Swim Training “Back to Basics Tips” courtesy Rebecca Johansson. Featured image: Olympic Champion Nathan Adrian.
In most areas of the country, high school swimming is in full swing. While some high school swim teams primarily consist of year-round swimmers with a good grasp on all four strokes, most schools are made up of a kaleidoscope of beginner and advanced swimmers. It can be difficult to find common teaching ground for the wide range of abilities. The advanced swimmers need to work on speed, endurance, and technique to improve their times. The beginners need to learn how to complete legal turns. Regardless of ability level, swimmers must play nice with the water to improve. The most important aspect in playing nice with the water is to minimize drag, and the easiest way to accomplish this is to target body position in the water. Below are three tips to help improve body position in high school swimmers of all ability levels.
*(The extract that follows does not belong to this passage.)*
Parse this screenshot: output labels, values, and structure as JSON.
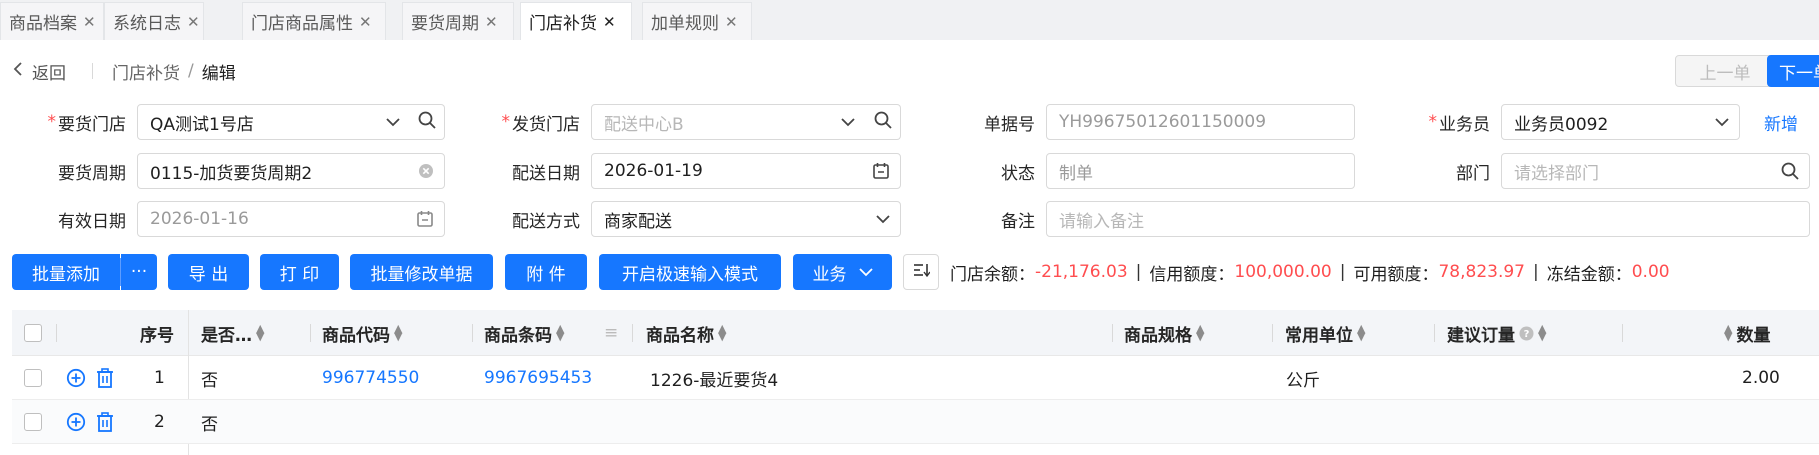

ONE – Create Body Awareness On Land First
Proprioception, or the sense of where the body is in space, is more difficult in water than on land. In the pool, swimmers’ bodies are in a different element, their heads are moving every few seconds, and they’re doing flips. These all pose additional challenges to proprioception. To enhance the challenge, most high school swimmers are going through growth spurts and constantly have to readjust to new limb lengths. A functional dryland program can improve swimmers’ proprioception, and my favorite tool to do so is suspension training. Suspension training involves straps suspended in the air, and forces athletes to combine balance and strength. Two exercises to pinpoint body position include atomic push ups and side plank with twists. See video examples below.
TWO – Kick, Kick, Kick, But Ditch The Board
To increase the chances of swimmers incorporating a strong kick into their full stroke, kick sets should be completed mimicking correct body position. 8 kick roll is a timeless kicking drill that forces swimmers to use their core to switch body positions and easily exposes kicking weaknesses. Swimmers start on their stomach in a streamline with 8 kicks, then roll to their side (1 arm up, 1 arm down) for 8 kicks, then move to their back, and finally end with 8 kicks on their opposite side. Most beginner to intermediate swimmers kick too much from their knees vs. their hips, and this becomes apparent when they’re on their side.
THREE – Head Position Matters
The easiest way to improve body line in the water is to work on head position. In theory, head position should be easy to perfect- if the head is up too high, hips sink and the drag force increases. The problem is, most high school swimmers want to see where they’re going! Two tips to give swimmers regarding head position include: A) the water line should hit the top of their head. The tip won’t make sense to swimmers until they visually see both a bad and good example. B) When swimmers take a breath in freestyle, they should have one goggle remain under water- this ensures their head stays in alignment with the rest of their body.